Wall sets franchise record for assists — and then is ejected
WASHINGTON — John Wall has defined his career in Washington through his passing genius. Slick deliveries in the pick-and-roll, threaded passes in traffic and no-look specialties to surprised teammates. On Monday night, Wall cemented his legacy as the franchise’s all-time best passer.
But he didn’t stick around to celebrate the achievement.
In the Wizards’ 114-106 loss to the Houston Rockets, Wall had 21 points and eight assists — reaching 3,826 for his career to surpass Wes Unseld to become the Wizards/Bullets all-time assist leader — but also picked up a pair of technical fouls. Wall’s second came in the closing 33 seconds after using “inappropriate language” toward a game official.
“I felt that there was contact and that [Wall] bumped me,” official Marc Davis said in a statement after the game. “I wasn’t certain of his intent. I told him to watch himself. He looked over his shoulder and used vulgarity and inappropriate language and was ejected on his second technical foul.”
A fitting moment to crystallize this Wizards’ season. Even on a night when so much should be celebrated, Washington finishes in frustration and disbelief after dropping its fifth game in six tries.
“Nobody’s happy,” Bradley Beal said. “Emotions are a little high. Everybody’s mad. We’re 1-5. We didn’t expect to be like this right now. We just got to figure it out.”
When asked what he thought was the problem, Beal quickly responded. “Just heart.” More specifically, the lack of heart and pride in playing defense. As James Harden continued his Most Valuable Player march with 32 points and 15 assists the Rockets shot 51.9 percent overall and 45.9 percent from the 3-point arc.
In contrast, the Wizards struggled to hit shots (41.5 percent). And as the misses piled up, Washington (1-5) appeared to lose its disposition to defend.
“That happens and that’s not a good trait for a basketball team,” coach Scott Brooks said. “You can’t ride the roller The Wizards’ John Wall dribbles in front of the Rockets’ Eric Gordon in the second half. He drew a second technical foul in the closing seconds and was ejected. coaster of making shots.
“That has to be corrected.”
The offense flowed through the first quarter — the Wizards assisted onfour of their first seven field goals while the other three came within the paint — but the defense failed to cover the 3-point arc.
Entering the game, Washington ranked near the bottom of the league in allowing opponents to shoot 37.8 percent from beyond the arc. TheWizards didn’t break that trend in the first quarter, as they consistently challenged late and surrendered five 3-pointers.
Then, the leaky defense spread through other areas as the Wizards’ seven-point lead slipped away.
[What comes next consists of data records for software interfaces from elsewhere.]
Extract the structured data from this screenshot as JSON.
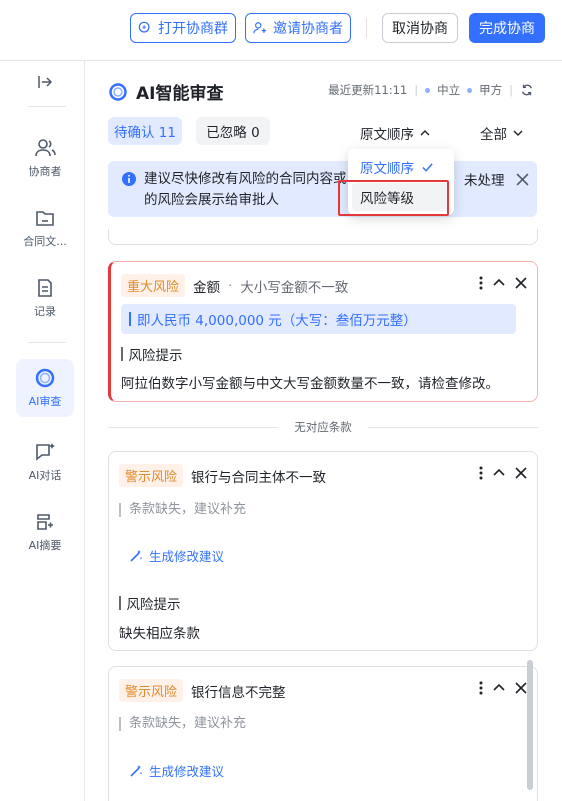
{
  "toolbar": {
    "open_group": "打开协商群",
    "invite": "邀请协商者",
    "cancel": "取消协商",
    "complete": "完成协商"
  },
  "sidebar": {
    "items": [
      {
        "label": "协商者",
        "icon": "people-icon"
      },
      {
        "label": "合同文...",
        "icon": "folder-icon"
      },
      {
        "label": "记录",
        "icon": "document-icon"
      },
      {
        "label": "AI审查",
        "icon": "ai-review-icon",
        "active": true
      },
      {
        "label": "AI对话",
        "icon": "ai-chat-icon"
      },
      {
        "label": "AI摘要",
        "icon": "ai-summary-icon"
      }
    ]
  },
  "header": {
    "title": "AI智能审查",
    "updated": "最近更新11:11",
    "stance1": "中立",
    "stance2": "甲方"
  },
  "filters": {
    "pending": "待确认 11",
    "ignored": "已忽略 0",
    "sort": "原文顺序",
    "scope": "全部"
  },
  "banner": {
    "text": "建议尽快修改有风险的合同内容或",
    "text_tail": "未处理",
    "line2": "的风险会展示给审批人"
  },
  "dropdown": {
    "option1": "原文顺序",
    "option2": "风险等级"
  },
  "cards": [
    {
      "tag": "重大风险",
      "title": "金额",
      "subtitle": "大小写金额不一致",
      "highlight": "即人民币 4,000,000 元（大写：叁佰万元整）",
      "label": "风险提示",
      "body": "阿拉伯数字小写金额与中文大写金额数量不一致，请检查修改。"
    },
    {
      "tag": "警示风险",
      "title": "银行与合同主体不一致",
      "quote": "条款缺失，建议补充",
      "action": "生成修改建议",
      "label": "风险提示",
      "body": "缺失相应条款"
    },
    {
      "tag": "警示风险",
      "title": "银行信息不完整",
      "quote": "条款缺失，建议补充",
      "action": "生成修改建议"
    }
  ],
  "divider_text": "无对应条款",
  "colors": {
    "accent": "#3370ff",
    "danger": "#e5383b",
    "warning": "#e08b2c"
  }
}
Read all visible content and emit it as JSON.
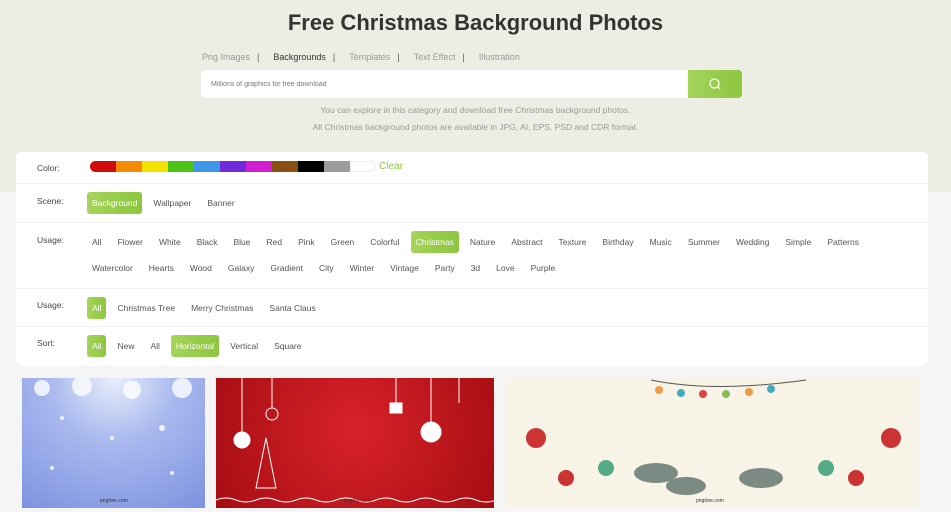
{
  "header": {
    "title": "Free Christmas Background Photos",
    "nav": [
      {
        "label": "Png Images",
        "active": false
      },
      {
        "label": "Backgrounds",
        "active": true
      },
      {
        "label": "Templates",
        "active": false
      },
      {
        "label": "Text Effect",
        "active": false
      },
      {
        "label": "Illustration",
        "active": false
      }
    ],
    "search": {
      "placeholder": "Millions of graphics for free download",
      "value": ""
    },
    "desc1": "You can explore in this category and download free Christmas background photos.",
    "desc2": "All Christmas background photos are available in JPG, AI, EPS, PSD and CDR format."
  },
  "filters": {
    "color": {
      "label": "Color:",
      "swatches": [
        "#d10a0a",
        "#f58a07",
        "#f3e100",
        "#4cc417",
        "#3d97e8",
        "#6f2bdb",
        "#d01ed0",
        "#8a4f13",
        "#000000",
        "#9b9b9b",
        "#ffffff"
      ],
      "clear": "Clear"
    },
    "scene": {
      "label": "Scene:",
      "options": [
        "Background",
        "Wallpaper",
        "Banner"
      ],
      "selected": "Background"
    },
    "usage": {
      "label": "Usage:",
      "options": [
        "All",
        "Flower",
        "White",
        "Black",
        "Blue",
        "Red",
        "Pink",
        "Green",
        "Colorful",
        "Christmas",
        "Nature",
        "Abstract",
        "Texture",
        "Birthday",
        "Music",
        "Summer",
        "Wedding",
        "Simple",
        "Patterns",
        "Watercolor",
        "Hearts",
        "Wood",
        "Galaxy",
        "Gradient",
        "City",
        "Winter",
        "Vintage",
        "Party",
        "3d",
        "Love",
        "Purple"
      ],
      "selected": "Christmas"
    },
    "usage2": {
      "label": "Usage:",
      "options": [
        "All",
        "Christmas Tree",
        "Merry Christmas",
        "Santa Claus"
      ],
      "selected": "All"
    },
    "sort": {
      "label": "Sort:",
      "options": [
        "All",
        "New",
        "All",
        "Horizontal",
        "Vertical",
        "Square"
      ],
      "selected": [
        0,
        3
      ]
    }
  },
  "results": {
    "watermark": "pngtree.com"
  },
  "accent": "#8dc63f"
}
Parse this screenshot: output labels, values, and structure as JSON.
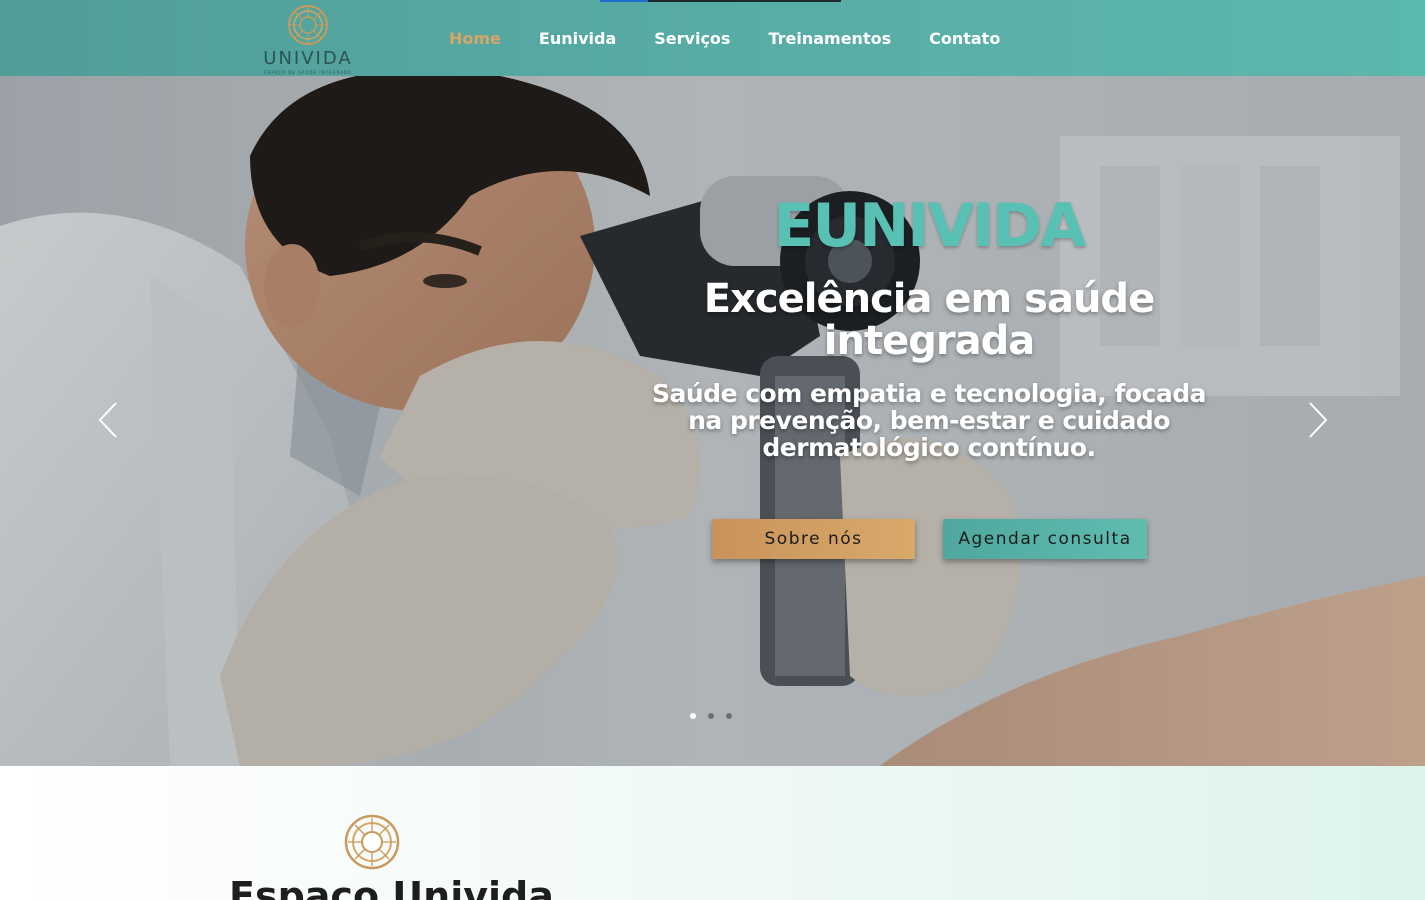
{
  "header": {
    "logo_text": "UNIVIDA",
    "logo_sub": "ESPAÇO DE SAÚDE INTEGRADA",
    "nav": [
      {
        "label": "Home",
        "active": true
      },
      {
        "label": "Eunivida",
        "active": false
      },
      {
        "label": "Serviços",
        "active": false
      },
      {
        "label": "Treinamentos",
        "active": false
      },
      {
        "label": "Contato",
        "active": false
      }
    ],
    "accent_color": "#d6a766",
    "bar_color": "#58aca6"
  },
  "hero": {
    "brand": "EUNIVIDA",
    "title": "Excelência em saúde integrada",
    "subtitle": "Saúde com empatia e tecnologia, focada na prevenção, bem-estar e cuidado dermatológico contínuo.",
    "buttons": {
      "about": "Sobre nós",
      "schedule": "Agendar consulta"
    },
    "prev_icon": "chevron-left-icon",
    "next_icon": "chevron-right-icon",
    "slides_count": 3,
    "active_slide": 1,
    "brand_color": "#59c1b4"
  },
  "about": {
    "title": "Espaço Univida",
    "emblem_icon": "mandala-emblem-icon"
  }
}
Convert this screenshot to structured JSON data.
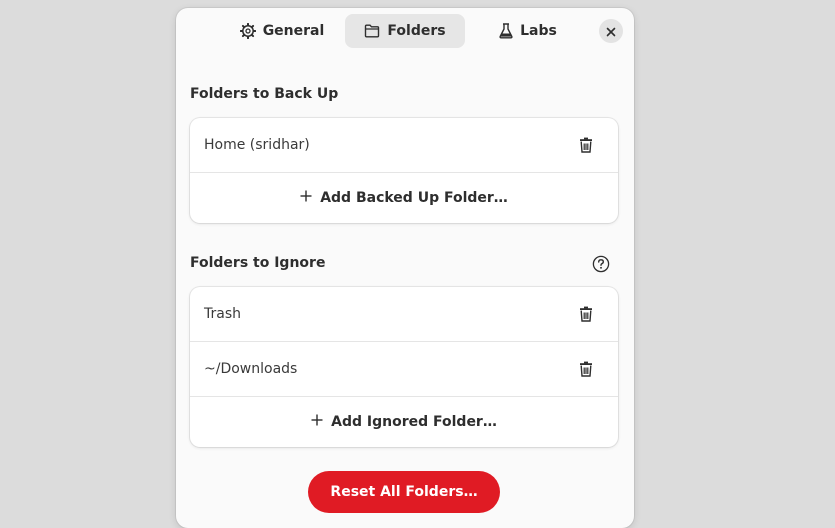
{
  "header": {
    "tabs": [
      {
        "label": "General",
        "icon": "gear-icon"
      },
      {
        "label": "Folders",
        "icon": "folder-icon",
        "active": true
      },
      {
        "label": "Labs",
        "icon": "flask-icon"
      }
    ]
  },
  "backup": {
    "title": "Folders to Back Up",
    "folders": [
      "Home (sridhar)"
    ],
    "add_label": "Add Backed Up Folder…"
  },
  "ignore": {
    "title": "Folders to Ignore",
    "folders": [
      "Trash",
      "~/Downloads"
    ],
    "add_label": "Add Ignored Folder…"
  },
  "reset_label": "Reset All Folders…",
  "colors": {
    "accent_destructive": "#e01b24",
    "background": "#dcdcdc",
    "dialog": "#fafafa",
    "active_tab": "#e6e6e6"
  }
}
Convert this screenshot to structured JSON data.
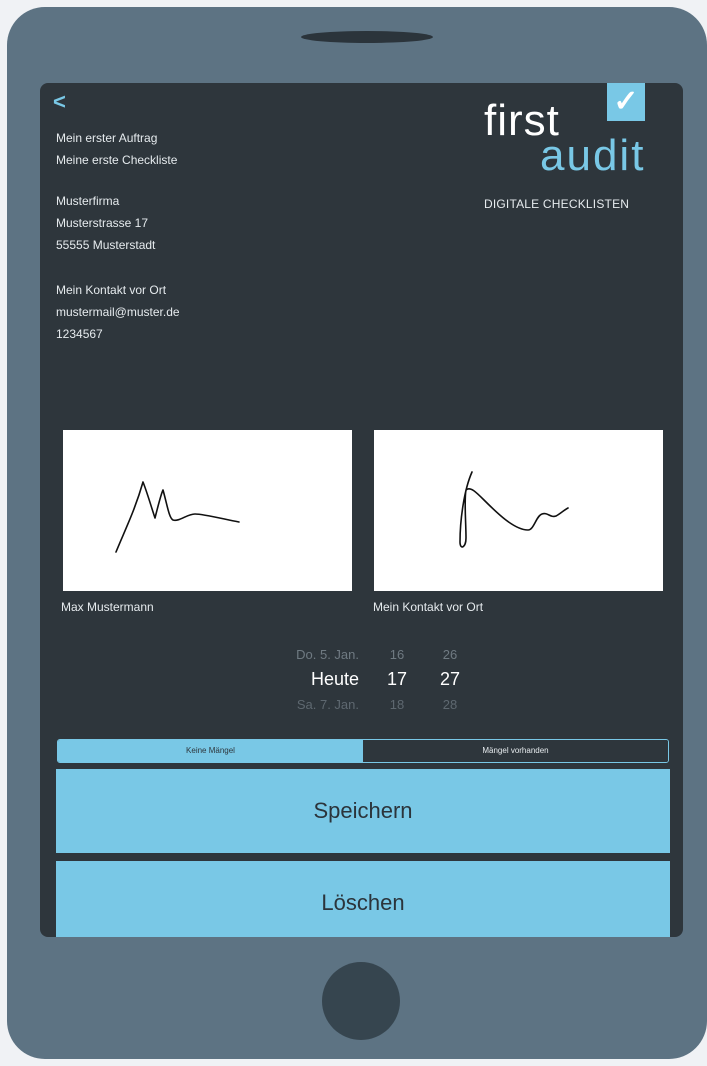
{
  "nav": {
    "back_label": "<"
  },
  "order": {
    "name": "Mein erster Auftrag",
    "checklist": "Meine erste Checkliste"
  },
  "company": {
    "name": "Musterfirma",
    "street": "Musterstrasse 17",
    "city": "55555 Musterstadt"
  },
  "contact": {
    "name": "Mein Kontakt vor Ort",
    "email": "mustermail@muster.de",
    "phone": "1234567"
  },
  "logo": {
    "word1": "first",
    "word2": "audit",
    "tagline": "DIGITALE CHECKLISTEN",
    "check": "✓"
  },
  "signatures": [
    {
      "label": "Max Mustermann"
    },
    {
      "label": "Mein Kontakt vor Ort"
    }
  ],
  "date_picker": {
    "rows": [
      {
        "date": "Do. 5. Jan.",
        "hour": "16",
        "minute": "26"
      },
      {
        "date": "Heute",
        "hour": "17",
        "minute": "27"
      },
      {
        "date": "Sa. 7. Jan.",
        "hour": "18",
        "minute": "28"
      }
    ]
  },
  "segment": {
    "option1": "Keine Mängel",
    "option2": "Mängel vorhanden",
    "selected": "Keine Mängel"
  },
  "buttons": {
    "save": "Speichern",
    "delete": "Löschen"
  },
  "colors": {
    "accent": "#79c8e6",
    "screen_bg": "#2e363c",
    "device": "#5d7383"
  }
}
As the Wizards concentrated on stopping Harden in the first half, they must have forgotten that he can pass the ball, too.
Harden, who entered Monday averaging 12.3 assists, had 10 assists before the intermission.
On the other end, the Wizards couldn’t hit a shot to help Wall make history. With Wall needing four assists to break the franchise record, Washington did not score for nearly a five-minute stretch near the end of the half.
But as Wall snapped out of it, so did the Wizards’ offense. Early in the third quarter, Otto Porter Jr. won a jump ball, tipping the possession to Wall — and history followed. At the 10:15 mark, Wall pushed the fast break and dished his record-breaking assist to Beal for a dunk. With 3,823 out of the way, the Wizards began functioning again.
In the quarter, Wall created 21points by scoring and sharing the ball — three of his assists led to open 3-point looks for Porter, Kelly Oubre Jr. and Markieff Morris. Even so, Wall threw away two possessions late in the fourth quarter as the Wizards tried to stay close with Houston. Wall looked frustrated after each one and later couldn’t contain his emotions and earned an early exit. Wednesday, 7 p.m. TV: Comcast SportsNet